CLAY AIKEN, WHO CAME IN SECOND TO RUBEN “The Velvet Teddy Bear” Studdard in the most recent American Idol contest on Fox, has been keeping a few things to himself. During the months he tenored his way up the competition’s ranks — he missed winning by a mere 134,400 votes out of 24 million, a margin of one half of one percent — he didn’t reveal much more than that he was a good-natured, Baptist-churchgoing twenty-four-year-old with a goofy grin, mudflap ears, penguin-size feet and a pure crooner’s voice that at one point, while working through his rendition of “Solitaire,” brought guest judge Neil Sedaka almost to tears. Aiken was viewed as a kind of genial innocent, largely untouched by the vagaries of life, with a scant biography that nonetheless went far in enlarging his voting bloc. “Refreshingly normal,” Newsweek called him. He loved kids, loved working with kids as a veteran YMCA camp counselor in his hometown of Raleigh, North Carolina, especially kids with autism, and was a senior at the University of North Carolina at Charlotte, majoring in special ed. He gave every indication of having been raised among saints.

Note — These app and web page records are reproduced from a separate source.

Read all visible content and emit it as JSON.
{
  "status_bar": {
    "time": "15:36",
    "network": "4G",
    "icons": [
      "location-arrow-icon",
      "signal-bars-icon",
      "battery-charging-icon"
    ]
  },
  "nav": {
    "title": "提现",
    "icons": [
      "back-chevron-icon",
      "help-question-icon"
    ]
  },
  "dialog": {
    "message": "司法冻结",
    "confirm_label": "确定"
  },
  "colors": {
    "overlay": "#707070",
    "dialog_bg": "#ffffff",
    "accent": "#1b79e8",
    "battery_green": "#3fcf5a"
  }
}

But the show is over now, and he’s walked away with a recording contract of his own, from RCA Records. So certain things he may have felt it wise to hold close before, he no longer does. He’s scared of water, detests house cats, vastly prefers instant grits to real and bites his toenails: All this he can freely admit to, in that cheerful silky-twangy Southern accent of his. And then one day, he seems to surprise even himself — “I can’t believe I’m talking about this!” — by saying a few words about his father, one Vernon Grissom, whose last name he had until four years ago, when he legally replaced it with Aiken, his mother’s maiden name.
He says these things at an outdoor restaurant in Los Angeles, on Sunset Boulevard, where he’d just ordered a bowl of spaghetti Bolognese. He was sitting with his retinue (two publicists and a bodyguard who he half-suspects even tastes his food, for poison) and trying not to notice all the other patrons gazing in his direction. “I’m really not that special,” he said. “Really, I’m not. I was on a big TV show, but it was just a TV show. I’ve even had waiters give me their head shot. Like, why? What can I do?” He seemed honestly perplexed by his new celebrity status and not happy with some of it. When one of his publicists began gawking at another celebrity — “I think he was on Magnum, P.I.,” she said — Aiken glowered and said, “You know what? Please don’t stare at people. You should go sit with those people over there. They like to stare at people, too.” After that, he chatted pleasantly about his morning pedicure and manicure; about how before American Idol the show he really wanted to be on was Amazing Race; about meeting Britney Spears; about how somebody offered his mom, Faye Parker, $16,000 for his 1999 Honda Accord with 88,000 miles on it, if only he’d autograph the dashboard.
“My mom said, ‘Is it OK?’ I said, ‘Hello! I owe $5,000 on it. Of course it’s OK.”‘
Then he was asked to tell the story of the first ten years of his life.
“Are you kidding me?” he said, laughing loudly. But a few moments later, he was off and telling what he had never publicly told before. “My mom and Vernon got separated when I was one. We kind of lived on the run — actually, not on the run so much as we moved back and forth to stay away from him. He was an alcoholic and violent and whatnot. We moved so he wouldn’t know where I was.” He went on to request that Vernon Grissom not be referred to as his father. His father, he said, was Ray Parker, his mother’s second husband, who died last July: “He is the only dad I ever had.” He said that he himself most often refers to Vernon Grissom either by his first name or simply as “my sperm donor.”
A waiter arrived with his spaghetti. Aiken said grace, silently, and when he lifted his eyes, he asked to talk about Vernon later. Right now, he would just like to enjoy his food.
THE THING ABOUT CLAY AIKEN is that he is genuinely nice, open and warm. In Raleigh, in the sunny areas surrounding the leafy middle-class neighborhood where he grew up, this is well-known and stated nearly ad nauseam by everyone who has ever come into contact with him. The encomiums flow freely from Mr. Murphy, his high school principal; from Mrs. Fitzpatrick, his high school attendance officer; from any number of other teachers; and from all of his childhood friends, both male and female, of which he has many. Clayton Aiken — everyone in Raleigh calls him Clayton — is and always has been enthusiastic, outgoing, funny, unique in spirit and dress (the only one in his school to wear yellow high-top sneakers), rarely a disciplinary problem, not a smoker, not a drinker, not a partyer, “sweet and thoughtful, a great catch for somebody,” charismatic and “so nice you could never be mean to him.” They do hold it against him that he likes to wear plaid shorts. And maybe all that Mrs. Fitzpatrick can say about his attendance record is that it was “good.” And maybe when somebody uses the word “retarded” in a sentence, such as “That’s so retarded,” he does tend to come on a little strong with the lectures. In general, though, as Principal Murphy likes to point out, “He was absolutely a gift. A gift.”